The group detailed some of the initiatives it has planned across its divisions in the second half. Dior is gearing up for the reopening of its historic headquarters on Avenue Montaigne in Paris in an innovative format that will include a restaurant, while Tiffany will launch a new gold jewelry collection.
Sephora is due to open 200 locations in the U.S. this fall as part of its partnership with Kohl’s Corp., while travel-retail business DFS is preparing openings in 2022 in Brisbane, Australia, and Queenstown, New Zealand. Guerlain is gearing up for a major launch in high-end perfumery, and Fenty Beauty will introduce new powders.
Bernard Arnault, chairman and chief executive officer of LVMH, said highlights of the first half included the reopening of the La Samaritaine department store in Paris, for which he was joined by French President Emmanuel Macron.
“Within the current context, as we emerge from the health crisis and see a recovery in the global economy, I believe that LVMH is in an excellent position to continue to grow and further strengthen our lead in the global luxury market in 2021,” he said in a statement.
Group sales rose 89 percent year-on-year on a reported basis to 14.7 billion euros in the second quarter, following a 32 percent jump in the first quarter.
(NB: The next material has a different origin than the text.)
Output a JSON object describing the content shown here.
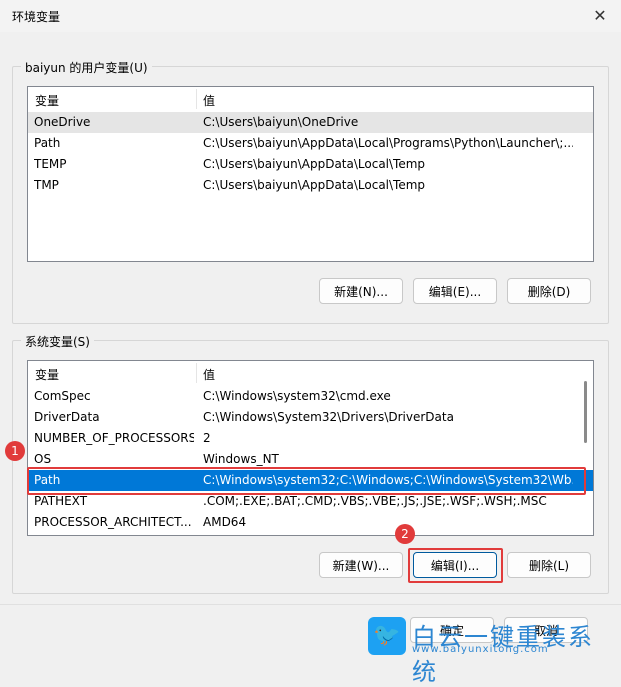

In organic terms, sales were up 84 percent, beating the Bloomberg consensus forecast for a 72 percent increase.
Compared with 2019, group sales increased 14 percent in like-for-like terms during the quarter. Sales of wines and spirits were up 7 percent, while watches and jewelry posted a 9 percent increase. Perfumes and cosmetics were down 1 percent, and selective retailing fell 19 percent.
Guiony said DFS and luxury travel operator Belmond would struggle to break even. “The season is likely to be too short. We see a concentration of good business only on a few days in a week, and a few weeks in a month, or a few months in a year, basically, so it’s not sufficient, probably, to absorb all the cost base,” he said.
This means that for now, items like Vuitton’s Capucines handbag and Dior’s Dioriviera summer capsule will continue to power the group as it leads the luxury sector back to recovery.
Sephora Widens Its Reach as Beauty’s Retail Landscape Shifts
Marco Gobbetti on the Velocity of Luxury, and Building Up Burberry